There are many things that are said about writers. A common one is that we get paid to lie. I suppose on some level, that’s true. As a writer, though, I never thought of it as lying. I like to think of it as taking you, the reader, along on a journey in the form of what I hope will be an awesome and memorable story.
In this guest spot on Violet’s blog I’d like to take you on another behind the scenes look at what goes in to crafting that book you treasure. You don’t know me from Adam. And I don’t speak for every writer on the planet, because we all have a different process. But come along as I take you Beyond the Book.
Let’s dive back in to that lying for a living comment, shall we? Another common thing that you hear, mostly in the form of advice for new authors, is “write what you know.”
If writing is lying for a living, then writing what you know is actually the truth in the lie.
I know quite a few authors. I’m blessed to have several amazing authors mentoring me on my writing journey and if there is a single universal truth that all authors can agree on it’s this. Somewhere in every single story is something of the author. A piece of us. Sometimes it’s a breadcrumb or two. Other times it’s the whole loaf of bread. Regardless of what shape it takes-a word that a character says that our best friend from 3rd grade said, the name of a loved one, or someone that we promised we would kill in one of our books, there is something that is real and something that is us in everything we write.
Some authors put the same kind of thing in each story, sometimes without realizing is. In preparation for this piece, I looked through my own works. The fictional pieces, not the blog posts (those are mostly true with hints of a lie or three sprinkled in, so they don’t count).
I made a discovery and I’m not really sure that I like what I found. I had the usual “this character is based on someone from my real life,” but there was something else I noticed. In most of the stuff I have written lately I have found a tendency to not let the main characters get the happy endings that everyone thought they deserved. Or rather, the obvious choice for the happily ever after for my characters never quite comes to fruition. Oh, sure, the conflict gets resolved, but there is no musical number with synchronized swimmers led by Ethel Merman in the Warner Brothers olympic swimming pool.
Clearly as an author, I’m working through some things. And I’m using these lies I’m paid to tell as my way to do it. But, like any author worth his salt, I’m taking you, the reader, along for the ride.

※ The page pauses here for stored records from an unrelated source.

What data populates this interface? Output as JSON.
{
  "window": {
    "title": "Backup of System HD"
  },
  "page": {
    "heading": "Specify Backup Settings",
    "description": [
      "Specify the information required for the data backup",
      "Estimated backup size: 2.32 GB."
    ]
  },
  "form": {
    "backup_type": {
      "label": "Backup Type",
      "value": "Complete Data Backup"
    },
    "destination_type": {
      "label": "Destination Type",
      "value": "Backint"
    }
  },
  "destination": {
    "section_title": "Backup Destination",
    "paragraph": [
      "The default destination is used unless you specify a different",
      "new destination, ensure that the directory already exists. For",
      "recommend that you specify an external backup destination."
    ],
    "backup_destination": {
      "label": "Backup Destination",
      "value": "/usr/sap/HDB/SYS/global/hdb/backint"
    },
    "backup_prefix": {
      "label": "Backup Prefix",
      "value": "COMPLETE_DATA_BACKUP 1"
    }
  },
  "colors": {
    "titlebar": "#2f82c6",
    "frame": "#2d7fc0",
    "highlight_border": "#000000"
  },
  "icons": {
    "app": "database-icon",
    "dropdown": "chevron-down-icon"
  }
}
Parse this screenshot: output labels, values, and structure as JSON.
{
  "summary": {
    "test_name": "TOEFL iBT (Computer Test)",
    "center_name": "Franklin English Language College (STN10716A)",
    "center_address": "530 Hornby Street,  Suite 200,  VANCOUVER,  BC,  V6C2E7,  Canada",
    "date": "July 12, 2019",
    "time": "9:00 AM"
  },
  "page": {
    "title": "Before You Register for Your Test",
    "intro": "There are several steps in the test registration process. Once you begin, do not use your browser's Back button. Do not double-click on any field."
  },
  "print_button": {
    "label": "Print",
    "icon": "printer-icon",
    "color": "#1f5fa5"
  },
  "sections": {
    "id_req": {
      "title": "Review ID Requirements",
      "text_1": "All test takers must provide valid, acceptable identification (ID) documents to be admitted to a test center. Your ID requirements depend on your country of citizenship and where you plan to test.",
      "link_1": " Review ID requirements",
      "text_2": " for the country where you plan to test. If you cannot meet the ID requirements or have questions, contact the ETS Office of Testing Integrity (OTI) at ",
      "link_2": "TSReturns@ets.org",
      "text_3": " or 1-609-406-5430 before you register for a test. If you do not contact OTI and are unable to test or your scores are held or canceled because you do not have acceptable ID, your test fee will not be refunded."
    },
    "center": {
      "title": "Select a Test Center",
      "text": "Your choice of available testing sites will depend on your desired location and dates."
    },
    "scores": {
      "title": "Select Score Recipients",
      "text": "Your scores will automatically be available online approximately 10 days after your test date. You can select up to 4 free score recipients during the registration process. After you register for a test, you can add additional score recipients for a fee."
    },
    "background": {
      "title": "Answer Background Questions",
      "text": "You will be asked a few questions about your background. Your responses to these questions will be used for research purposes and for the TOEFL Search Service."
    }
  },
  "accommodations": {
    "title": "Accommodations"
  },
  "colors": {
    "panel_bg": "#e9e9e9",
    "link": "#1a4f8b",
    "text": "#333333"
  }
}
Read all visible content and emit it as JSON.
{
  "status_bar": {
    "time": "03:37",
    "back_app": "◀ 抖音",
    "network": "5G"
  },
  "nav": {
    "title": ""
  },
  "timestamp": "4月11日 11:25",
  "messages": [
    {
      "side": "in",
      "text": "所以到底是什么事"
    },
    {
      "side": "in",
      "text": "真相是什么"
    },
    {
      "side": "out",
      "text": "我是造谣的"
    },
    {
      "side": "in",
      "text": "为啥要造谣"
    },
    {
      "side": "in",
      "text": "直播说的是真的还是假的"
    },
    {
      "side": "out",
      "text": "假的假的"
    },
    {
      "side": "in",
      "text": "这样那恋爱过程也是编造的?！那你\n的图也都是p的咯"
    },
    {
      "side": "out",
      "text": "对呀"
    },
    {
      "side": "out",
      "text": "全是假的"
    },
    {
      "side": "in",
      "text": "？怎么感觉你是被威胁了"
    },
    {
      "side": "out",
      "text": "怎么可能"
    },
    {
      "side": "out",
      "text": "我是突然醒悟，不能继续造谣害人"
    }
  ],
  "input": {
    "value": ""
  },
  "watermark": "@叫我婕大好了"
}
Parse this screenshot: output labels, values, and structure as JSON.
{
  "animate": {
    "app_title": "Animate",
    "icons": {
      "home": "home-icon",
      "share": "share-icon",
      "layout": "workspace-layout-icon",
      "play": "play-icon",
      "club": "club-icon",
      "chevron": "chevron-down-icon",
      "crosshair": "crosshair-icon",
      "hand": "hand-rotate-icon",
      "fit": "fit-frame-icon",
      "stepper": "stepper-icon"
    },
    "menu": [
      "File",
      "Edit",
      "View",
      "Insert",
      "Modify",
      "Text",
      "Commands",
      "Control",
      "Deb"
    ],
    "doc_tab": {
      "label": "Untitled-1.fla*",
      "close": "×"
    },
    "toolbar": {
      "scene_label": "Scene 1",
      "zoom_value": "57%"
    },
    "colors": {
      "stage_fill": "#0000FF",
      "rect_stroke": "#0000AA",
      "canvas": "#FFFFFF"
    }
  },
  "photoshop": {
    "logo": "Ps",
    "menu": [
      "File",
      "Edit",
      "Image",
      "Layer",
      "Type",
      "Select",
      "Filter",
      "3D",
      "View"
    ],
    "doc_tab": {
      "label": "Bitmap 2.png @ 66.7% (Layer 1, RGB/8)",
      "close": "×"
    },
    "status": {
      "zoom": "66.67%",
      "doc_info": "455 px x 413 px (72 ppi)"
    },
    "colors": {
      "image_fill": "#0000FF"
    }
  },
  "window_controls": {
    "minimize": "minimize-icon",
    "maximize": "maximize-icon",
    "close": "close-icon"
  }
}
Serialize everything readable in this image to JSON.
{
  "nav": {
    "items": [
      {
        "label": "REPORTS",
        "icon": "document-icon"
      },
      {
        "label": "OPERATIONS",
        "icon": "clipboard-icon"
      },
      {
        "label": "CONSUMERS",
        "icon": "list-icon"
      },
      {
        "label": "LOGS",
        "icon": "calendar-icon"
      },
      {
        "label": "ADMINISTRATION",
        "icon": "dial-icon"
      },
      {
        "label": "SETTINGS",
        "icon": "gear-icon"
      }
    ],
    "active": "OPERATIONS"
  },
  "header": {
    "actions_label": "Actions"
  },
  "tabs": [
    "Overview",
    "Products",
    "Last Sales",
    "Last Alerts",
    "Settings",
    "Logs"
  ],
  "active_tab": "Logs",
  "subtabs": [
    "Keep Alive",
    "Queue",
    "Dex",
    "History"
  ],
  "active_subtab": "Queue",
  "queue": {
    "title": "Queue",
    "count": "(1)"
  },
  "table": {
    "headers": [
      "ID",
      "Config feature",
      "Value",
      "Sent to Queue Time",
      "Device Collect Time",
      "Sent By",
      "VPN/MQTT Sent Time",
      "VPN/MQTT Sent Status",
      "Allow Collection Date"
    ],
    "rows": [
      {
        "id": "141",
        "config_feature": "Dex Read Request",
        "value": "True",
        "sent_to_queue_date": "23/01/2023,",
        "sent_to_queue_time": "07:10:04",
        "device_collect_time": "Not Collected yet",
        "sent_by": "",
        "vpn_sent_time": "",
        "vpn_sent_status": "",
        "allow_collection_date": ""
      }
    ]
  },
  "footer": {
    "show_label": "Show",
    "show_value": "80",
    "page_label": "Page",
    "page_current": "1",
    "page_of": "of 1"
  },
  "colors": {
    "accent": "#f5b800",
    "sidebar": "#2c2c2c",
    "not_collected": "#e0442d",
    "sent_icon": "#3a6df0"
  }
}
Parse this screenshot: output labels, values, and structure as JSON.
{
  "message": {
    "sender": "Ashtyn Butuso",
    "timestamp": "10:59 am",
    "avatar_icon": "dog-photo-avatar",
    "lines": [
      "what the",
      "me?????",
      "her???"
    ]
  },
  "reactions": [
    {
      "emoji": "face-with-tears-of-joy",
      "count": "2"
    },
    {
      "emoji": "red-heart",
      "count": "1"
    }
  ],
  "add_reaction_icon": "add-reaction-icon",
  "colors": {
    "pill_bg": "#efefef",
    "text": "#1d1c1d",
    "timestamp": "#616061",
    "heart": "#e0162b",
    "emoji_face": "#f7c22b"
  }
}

And I hope I’m not alienating you along the way.
I often wonder, do readers also find a piece of themselves in everything they read? If you’re going through a book, do you always have that moment where you think Holy crap! They’re writing about me! How did they know that?!
If you do, then the author has done their job of connecting you to the story in some small way. If you take it personally, you’ll be more emotionally invested in finishing it.
That’s probably the reason us writers put ourselves in there, too. If there’s a piece of me in the story, I’m more likely to finish it, to see how it plays out.
It’s a weird dance we do, you the reader, us the authors. But to be honest, I wouldn’t have it any other way.
Think about that the next time you pick up one of the books that Violet has recommended. Go through it and ask yourself, “Where is the author hiding?”
You’ll find yourself reading in a whole new way.
Until the awesome Miss Patterson lets me hijack her page again, I bid you adieu and happy reading!!